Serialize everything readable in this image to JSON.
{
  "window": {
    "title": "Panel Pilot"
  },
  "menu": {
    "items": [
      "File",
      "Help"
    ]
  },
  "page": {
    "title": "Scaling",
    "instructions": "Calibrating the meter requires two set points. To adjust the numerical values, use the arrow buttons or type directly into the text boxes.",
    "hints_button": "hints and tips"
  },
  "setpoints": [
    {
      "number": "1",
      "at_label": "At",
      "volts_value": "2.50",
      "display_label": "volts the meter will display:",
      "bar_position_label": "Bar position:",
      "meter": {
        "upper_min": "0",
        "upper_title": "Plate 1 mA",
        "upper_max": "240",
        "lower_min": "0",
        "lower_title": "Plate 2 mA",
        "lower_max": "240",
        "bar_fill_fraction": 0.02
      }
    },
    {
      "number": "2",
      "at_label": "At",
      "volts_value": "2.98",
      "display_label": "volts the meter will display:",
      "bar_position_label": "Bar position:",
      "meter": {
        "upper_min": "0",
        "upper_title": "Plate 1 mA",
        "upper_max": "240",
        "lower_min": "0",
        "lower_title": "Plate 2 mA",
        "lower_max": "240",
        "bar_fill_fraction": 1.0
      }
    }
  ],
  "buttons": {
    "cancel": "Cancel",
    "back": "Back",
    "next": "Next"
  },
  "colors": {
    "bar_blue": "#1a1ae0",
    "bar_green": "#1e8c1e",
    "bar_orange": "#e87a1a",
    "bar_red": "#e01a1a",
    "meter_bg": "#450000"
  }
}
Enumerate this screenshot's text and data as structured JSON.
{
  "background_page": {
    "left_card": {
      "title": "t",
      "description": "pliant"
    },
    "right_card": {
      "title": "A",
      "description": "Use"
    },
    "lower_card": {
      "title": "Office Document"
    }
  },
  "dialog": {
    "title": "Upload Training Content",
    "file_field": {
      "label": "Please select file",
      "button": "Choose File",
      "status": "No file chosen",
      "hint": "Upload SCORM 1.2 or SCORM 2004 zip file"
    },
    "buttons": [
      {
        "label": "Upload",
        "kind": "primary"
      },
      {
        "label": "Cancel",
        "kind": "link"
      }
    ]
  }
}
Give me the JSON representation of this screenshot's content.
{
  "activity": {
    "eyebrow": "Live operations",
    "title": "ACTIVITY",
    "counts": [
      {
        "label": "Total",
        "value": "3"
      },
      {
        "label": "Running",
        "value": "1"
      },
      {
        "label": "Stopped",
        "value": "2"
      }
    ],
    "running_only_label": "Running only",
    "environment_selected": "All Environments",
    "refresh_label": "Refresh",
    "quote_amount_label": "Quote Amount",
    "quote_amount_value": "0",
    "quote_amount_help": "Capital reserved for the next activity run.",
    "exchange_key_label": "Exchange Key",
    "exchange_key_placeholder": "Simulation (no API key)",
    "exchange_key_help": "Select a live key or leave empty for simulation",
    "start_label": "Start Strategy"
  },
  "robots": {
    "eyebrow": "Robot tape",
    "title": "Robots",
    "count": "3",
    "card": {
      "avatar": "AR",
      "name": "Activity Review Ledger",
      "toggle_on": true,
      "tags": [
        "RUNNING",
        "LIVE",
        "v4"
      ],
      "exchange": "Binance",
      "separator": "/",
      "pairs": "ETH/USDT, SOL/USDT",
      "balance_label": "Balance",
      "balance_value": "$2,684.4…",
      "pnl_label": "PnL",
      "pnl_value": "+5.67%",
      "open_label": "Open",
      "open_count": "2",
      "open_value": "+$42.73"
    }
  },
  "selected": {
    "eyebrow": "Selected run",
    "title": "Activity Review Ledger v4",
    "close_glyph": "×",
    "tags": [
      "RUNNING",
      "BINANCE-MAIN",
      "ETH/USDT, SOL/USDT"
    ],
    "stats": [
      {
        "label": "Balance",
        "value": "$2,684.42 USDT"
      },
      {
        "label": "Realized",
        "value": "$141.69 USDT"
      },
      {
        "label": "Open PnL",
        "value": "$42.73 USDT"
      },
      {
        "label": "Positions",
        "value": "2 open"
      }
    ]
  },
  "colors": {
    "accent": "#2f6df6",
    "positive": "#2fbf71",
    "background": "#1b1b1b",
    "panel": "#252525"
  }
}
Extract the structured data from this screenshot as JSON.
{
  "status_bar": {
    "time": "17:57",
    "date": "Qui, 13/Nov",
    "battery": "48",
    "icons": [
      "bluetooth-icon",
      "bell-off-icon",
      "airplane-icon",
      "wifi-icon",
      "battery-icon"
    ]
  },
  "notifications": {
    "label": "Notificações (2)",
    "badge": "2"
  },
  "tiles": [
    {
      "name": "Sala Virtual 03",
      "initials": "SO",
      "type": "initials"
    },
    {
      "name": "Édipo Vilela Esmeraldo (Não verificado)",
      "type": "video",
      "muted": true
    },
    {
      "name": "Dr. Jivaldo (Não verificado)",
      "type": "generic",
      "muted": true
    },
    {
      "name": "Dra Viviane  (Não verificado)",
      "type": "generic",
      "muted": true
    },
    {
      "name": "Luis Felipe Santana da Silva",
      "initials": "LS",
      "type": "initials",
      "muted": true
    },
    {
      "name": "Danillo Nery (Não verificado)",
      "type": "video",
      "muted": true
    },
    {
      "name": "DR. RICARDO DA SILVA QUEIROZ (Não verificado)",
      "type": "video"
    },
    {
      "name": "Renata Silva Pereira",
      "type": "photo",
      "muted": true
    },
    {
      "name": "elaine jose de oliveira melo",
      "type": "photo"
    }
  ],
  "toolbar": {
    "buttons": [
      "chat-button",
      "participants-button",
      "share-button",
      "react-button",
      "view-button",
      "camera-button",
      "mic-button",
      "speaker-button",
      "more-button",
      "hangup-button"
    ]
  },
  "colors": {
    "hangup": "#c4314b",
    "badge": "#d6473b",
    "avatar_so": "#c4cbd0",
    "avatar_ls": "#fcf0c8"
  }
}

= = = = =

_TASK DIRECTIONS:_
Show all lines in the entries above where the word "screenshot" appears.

_RESPONSE:_
Enumerate this screenshot's text and data as structured JSON.
Give me the JSON representation of this screenshot's content.
Extract the structured data from this screenshot as JSON.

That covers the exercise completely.